__Your goal__. Every line of the data, first to last, must be written out unchanged.

__Input for this task__.
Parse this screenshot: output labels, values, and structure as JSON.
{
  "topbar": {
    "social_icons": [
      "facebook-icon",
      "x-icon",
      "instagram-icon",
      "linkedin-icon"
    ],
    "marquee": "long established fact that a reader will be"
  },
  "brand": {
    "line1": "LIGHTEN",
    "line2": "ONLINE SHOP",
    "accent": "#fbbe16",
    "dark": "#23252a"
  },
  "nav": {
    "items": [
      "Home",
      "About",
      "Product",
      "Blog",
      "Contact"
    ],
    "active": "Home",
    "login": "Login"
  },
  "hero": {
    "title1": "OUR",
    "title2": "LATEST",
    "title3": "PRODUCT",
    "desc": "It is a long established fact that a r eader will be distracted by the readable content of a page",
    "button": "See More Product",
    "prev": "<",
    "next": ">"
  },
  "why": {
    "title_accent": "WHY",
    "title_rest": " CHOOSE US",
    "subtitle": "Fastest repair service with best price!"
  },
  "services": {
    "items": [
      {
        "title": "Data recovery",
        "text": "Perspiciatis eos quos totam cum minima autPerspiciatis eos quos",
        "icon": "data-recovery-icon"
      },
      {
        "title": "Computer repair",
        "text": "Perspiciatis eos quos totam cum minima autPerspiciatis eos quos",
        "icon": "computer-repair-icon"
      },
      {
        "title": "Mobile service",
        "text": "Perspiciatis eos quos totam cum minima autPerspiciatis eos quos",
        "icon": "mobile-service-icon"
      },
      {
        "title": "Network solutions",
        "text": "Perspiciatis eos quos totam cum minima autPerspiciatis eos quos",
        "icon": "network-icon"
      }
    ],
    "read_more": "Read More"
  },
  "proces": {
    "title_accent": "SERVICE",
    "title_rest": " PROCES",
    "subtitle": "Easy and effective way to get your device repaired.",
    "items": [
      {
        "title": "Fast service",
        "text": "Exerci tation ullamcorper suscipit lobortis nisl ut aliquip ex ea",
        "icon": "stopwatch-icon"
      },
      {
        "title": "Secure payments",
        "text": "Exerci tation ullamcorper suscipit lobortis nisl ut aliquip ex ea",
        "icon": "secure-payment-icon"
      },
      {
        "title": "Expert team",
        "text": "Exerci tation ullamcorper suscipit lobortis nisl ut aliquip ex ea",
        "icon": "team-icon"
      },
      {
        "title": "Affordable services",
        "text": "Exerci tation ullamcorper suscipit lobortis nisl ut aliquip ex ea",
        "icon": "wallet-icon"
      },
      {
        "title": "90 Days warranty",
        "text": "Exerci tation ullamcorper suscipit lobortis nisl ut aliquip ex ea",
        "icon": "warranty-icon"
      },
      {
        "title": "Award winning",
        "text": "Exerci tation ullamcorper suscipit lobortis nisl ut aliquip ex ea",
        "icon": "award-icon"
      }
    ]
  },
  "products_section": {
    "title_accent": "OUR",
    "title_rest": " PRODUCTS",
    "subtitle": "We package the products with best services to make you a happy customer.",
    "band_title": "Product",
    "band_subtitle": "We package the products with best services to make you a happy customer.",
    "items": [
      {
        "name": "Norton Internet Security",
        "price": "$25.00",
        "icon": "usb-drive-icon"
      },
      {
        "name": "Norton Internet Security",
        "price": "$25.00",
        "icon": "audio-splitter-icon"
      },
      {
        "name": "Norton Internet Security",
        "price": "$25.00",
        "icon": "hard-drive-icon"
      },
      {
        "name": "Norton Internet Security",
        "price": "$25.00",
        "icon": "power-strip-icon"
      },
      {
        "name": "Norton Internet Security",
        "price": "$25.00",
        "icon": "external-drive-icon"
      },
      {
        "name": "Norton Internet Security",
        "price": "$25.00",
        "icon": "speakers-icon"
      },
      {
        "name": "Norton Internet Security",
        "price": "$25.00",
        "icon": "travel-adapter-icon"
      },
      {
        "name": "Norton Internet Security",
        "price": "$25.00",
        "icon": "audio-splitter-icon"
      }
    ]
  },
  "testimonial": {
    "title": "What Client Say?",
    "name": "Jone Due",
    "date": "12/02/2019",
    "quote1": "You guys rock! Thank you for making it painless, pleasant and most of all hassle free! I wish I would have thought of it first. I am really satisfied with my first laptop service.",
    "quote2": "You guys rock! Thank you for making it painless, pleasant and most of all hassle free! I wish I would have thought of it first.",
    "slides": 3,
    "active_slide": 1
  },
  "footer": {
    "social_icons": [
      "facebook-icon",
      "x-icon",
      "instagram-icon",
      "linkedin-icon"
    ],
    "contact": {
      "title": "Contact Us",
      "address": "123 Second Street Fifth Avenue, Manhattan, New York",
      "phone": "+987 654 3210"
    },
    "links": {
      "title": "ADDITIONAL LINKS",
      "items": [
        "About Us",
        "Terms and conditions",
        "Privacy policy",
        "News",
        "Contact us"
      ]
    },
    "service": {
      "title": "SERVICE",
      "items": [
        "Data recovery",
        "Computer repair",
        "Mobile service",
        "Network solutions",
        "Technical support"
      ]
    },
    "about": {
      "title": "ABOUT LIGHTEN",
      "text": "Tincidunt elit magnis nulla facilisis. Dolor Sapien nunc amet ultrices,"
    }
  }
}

__Your response__.
Parse this screenshot: output labels, values, and structure as JSON.
{
  "topbar": {
    "social_icons": [
      "facebook-icon",
      "x-icon",
      "instagram-icon",
      "linkedin-icon"
    ],
    "marquee": "long established fact that a reader will be"
  },
  "brand": {
    "line1": "LIGHTEN",
    "line2": "ONLINE SHOP",
    "accent": "#fbbe16",
    "dark": "#23252a"
  },
  "nav": {
    "items": [
      "Home",
      "About",
      "Product",
      "Blog",
      "Contact"
    ],
    "active": "Home",
    "login": "Login"
  },
  "hero": {
    "title1": "OUR",
    "title2": "LATEST",
    "title3": "PRODUCT",
    "desc": "It is a long established fact that a r eader will be distracted by the readable content of a page",
    "button": "See More Product",
    "prev": "<",
    "next": ">"
  },
  "why": {
    "title_accent": "WHY",
    "title_rest": " CHOOSE US",
    "subtitle": "Fastest repair service with best price!"
  },
  "services": {
    "items": [
      {
        "title": "Data recovery",
        "text": "Perspiciatis eos quos totam cum minima autPerspiciatis eos quos",
        "icon": "data-recovery-icon"
      },
      {
        "title": "Computer repair",
        "text": "Perspiciatis eos quos totam cum minima autPerspiciatis eos quos",
        "icon": "computer-repair-icon"
      },
      {
        "title": "Mobile service",
        "text": "Perspiciatis eos quos totam cum minima autPerspiciatis eos quos",
        "icon": "mobile-service-icon"
      },
      {
        "title": "Network solutions",
        "text": "Perspiciatis eos quos totam cum minima autPerspiciatis eos quos",
        "icon": "network-icon"
      }
    ],
    "read_more": "Read More"
  },
  "proces": {
    "title_accent": "SERVICE",
    "title_rest": " PROCES",
    "subtitle": "Easy and effective way to get your device repaired.",
    "items": [
      {
        "title": "Fast service",
        "text": "Exerci tation ullamcorper suscipit lobortis nisl ut aliquip ex ea",
        "icon": "stopwatch-icon"
      },
      {
        "title": "Secure payments",
        "text": "Exerci tation ullamcorper suscipit lobortis nisl ut aliquip ex ea",
        "icon": "secure-payment-icon"
      },
      {
        "title": "Expert team",
        "text": "Exerci tation ullamcorper suscipit lobortis nisl ut aliquip ex ea",
        "icon": "team-icon"
      },
      {
        "title": "Affordable services",
        "text": "Exerci tation ullamcorper suscipit lobortis nisl ut aliquip ex ea",
        "icon": "wallet-icon"
      },
      {
        "title": "90 Days warranty",
        "text": "Exerci tation ullamcorper suscipit lobortis nisl ut aliquip ex ea",
        "icon": "warranty-icon"
      },
      {
        "title": "Award winning",
        "text": "Exerci tation ullamcorper suscipit lobortis nisl ut aliquip ex ea",
        "icon": "award-icon"
      }
    ]
  },
  "products_section": {
    "title_accent": "OUR",
    "title_rest": " PRODUCTS",
    "subtitle": "We package the products with best services to make you a happy customer.",
    "band_title": "Product",
    "band_subtitle": "We package the products with best services to make you a happy customer.",
    "items": [
      {
        "name": "Norton Internet Security",
        "price": "$25.00",
        "icon": "usb-drive-icon"
      },
      {
        "name": "Norton Internet Security",
        "price": "$25.00",
        "icon": "audio-splitter-icon"
      },
      {
        "name": "Norton Internet Security",
        "price": "$25.00",
        "icon": "hard-drive-icon"
      },
      {
        "name": "Norton Internet Security",
        "price": "$25.00",
        "icon": "power-strip-icon"
      },
      {
        "name": "Norton Internet Security",
        "price": "$25.00",
        "icon": "external-drive-icon"
      },
      {
        "name": "Norton Internet Security",
        "price": "$25.00",
        "icon": "speakers-icon"
      },
      {
        "name": "Norton Internet Security",
        "price": "$25.00",
        "icon": "travel-adapter-icon"
      },
      {
        "name": "Norton Internet Security",
        "price": "$25.00",
        "icon": "audio-splitter-icon"
      }
    ]
  },
  "testimonial": {
    "title": "What Client Say?",
    "name": "Jone Due",
    "date": "12/02/2019",
    "quote1": "You guys rock! Thank you for making it painless, pleasant and most of all hassle free! I wish I would have thought of it first. I am really satisfied with my first laptop service.",
    "quote2": "You guys rock! Thank you for making it painless, pleasant and most of all hassle free! I wish I would have thought of it first.",
    "slides": 3,
    "active_slide": 1
  },
  "footer": {
    "social_icons": [
      "facebook-icon",
      "x-icon",
      "instagram-icon",
      "linkedin-icon"
    ],
    "contact": {
      "title": "Contact Us",
      "address": "123 Second Street Fifth Avenue, Manhattan, New York",
      "phone": "+987 654 3210"
    },
    "links": {
      "title": "ADDITIONAL LINKS",
      "items": [
        "About Us",
        "Terms and conditions",
        "Privacy policy",
        "News",
        "Contact us"
      ]
    },
    "service": {
      "title": "SERVICE",
      "items": [
        "Data recovery",
        "Computer repair",
        "Mobile service",
        "Network solutions",
        "Technical support"
      ]
    },
    "about": {
      "title": "ABOUT LIGHTEN",
      "text": "Tincidunt elit magnis nulla facilisis. Dolor Sapien nunc amet ultrices,"
    }
  }
}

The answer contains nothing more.